* [Input records]
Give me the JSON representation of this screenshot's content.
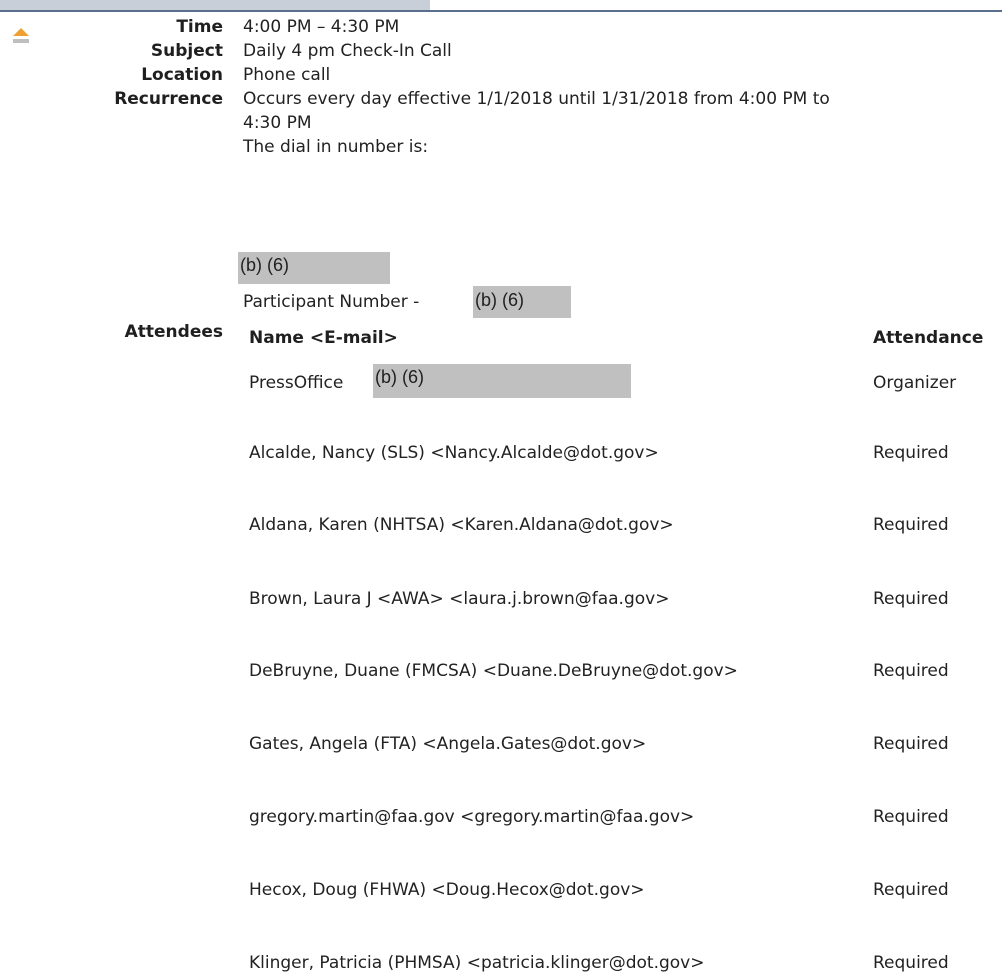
{
  "header": {
    "time_label": "Time",
    "time_value": "4:00 PM – 4:30 PM",
    "subject_label": "Subject",
    "subject_value": "Daily 4 pm Check-In Call",
    "location_label": "Location",
    "location_value": "Phone call",
    "recurrence_label": "Recurrence",
    "recurrence_line1": "Occurs every day effective 1/1/2018 until 1/31/2018 from 4:00 PM to",
    "recurrence_line2": "4:30 PM",
    "dial_in_text": "The dial in number is:",
    "redaction_code": "(b) (6)",
    "participant_label": "Participant Number -"
  },
  "attendees": {
    "label": "Attendees",
    "col_name": "Name <E-mail>",
    "col_attendance": "Attendance",
    "rows": [
      {
        "name": "PressOffice",
        "attendance": "Organizer"
      },
      {
        "name": "Alcalde, Nancy (SLS) <Nancy.Alcalde@dot.gov>",
        "attendance": "Required"
      },
      {
        "name": "Aldana, Karen (NHTSA) <Karen.Aldana@dot.gov>",
        "attendance": "Required"
      },
      {
        "name": "Brown, Laura J <AWA> <laura.j.brown@faa.gov>",
        "attendance": "Required"
      },
      {
        "name": "DeBruyne, Duane (FMCSA) <Duane.DeBruyne@dot.gov>",
        "attendance": "Required"
      },
      {
        "name": "Gates, Angela (FTA) <Angela.Gates@dot.gov>",
        "attendance": "Required"
      },
      {
        "name": "gregory.martin@faa.gov <gregory.martin@faa.gov>",
        "attendance": "Required"
      },
      {
        "name": "Hecox, Doug (FHWA) <Doug.Hecox@dot.gov>",
        "attendance": "Required"
      },
      {
        "name": "Klinger, Patricia (PHMSA) <patricia.klinger@dot.gov>",
        "attendance": "Required"
      }
    ]
  }
}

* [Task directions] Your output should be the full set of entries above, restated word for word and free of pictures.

* [Solution to this problem]
Give me the JSON representation of this screenshot's content.
{
  "header": {
    "time_label": "Time",
    "time_value": "4:00 PM – 4:30 PM",
    "subject_label": "Subject",
    "subject_value": "Daily 4 pm Check-In Call",
    "location_label": "Location",
    "location_value": "Phone call",
    "recurrence_label": "Recurrence",
    "recurrence_line1": "Occurs every day effective 1/1/2018 until 1/31/2018 from 4:00 PM to",
    "recurrence_line2": "4:30 PM",
    "dial_in_text": "The dial in number is:",
    "redaction_code": "(b) (6)",
    "participant_label": "Participant Number -"
  },
  "attendees": {
    "label": "Attendees",
    "col_name": "Name <E-mail>",
    "col_attendance": "Attendance",
    "rows": [
      {
        "name": "PressOffice",
        "attendance": "Organizer"
      },
      {
        "name": "Alcalde, Nancy (SLS) <Nancy.Alcalde@dot.gov>",
        "attendance": "Required"
      },
      {
        "name": "Aldana, Karen (NHTSA) <Karen.Aldana@dot.gov>",
        "attendance": "Required"
      },
      {
        "name": "Brown, Laura J <AWA> <laura.j.brown@faa.gov>",
        "attendance": "Required"
      },
      {
        "name": "DeBruyne, Duane (FMCSA) <Duane.DeBruyne@dot.gov>",
        "attendance": "Required"
      },
      {
        "name": "Gates, Angela (FTA) <Angela.Gates@dot.gov>",
        "attendance": "Required"
      },
      {
        "name": "gregory.martin@faa.gov <gregory.martin@faa.gov>",
        "attendance": "Required"
      },
      {
        "name": "Hecox, Doug (FHWA) <Doug.Hecox@dot.gov>",
        "attendance": "Required"
      },
      {
        "name": "Klinger, Patricia (PHMSA) <patricia.klinger@dot.gov>",
        "attendance": "Required"
      }
    ]
  }
}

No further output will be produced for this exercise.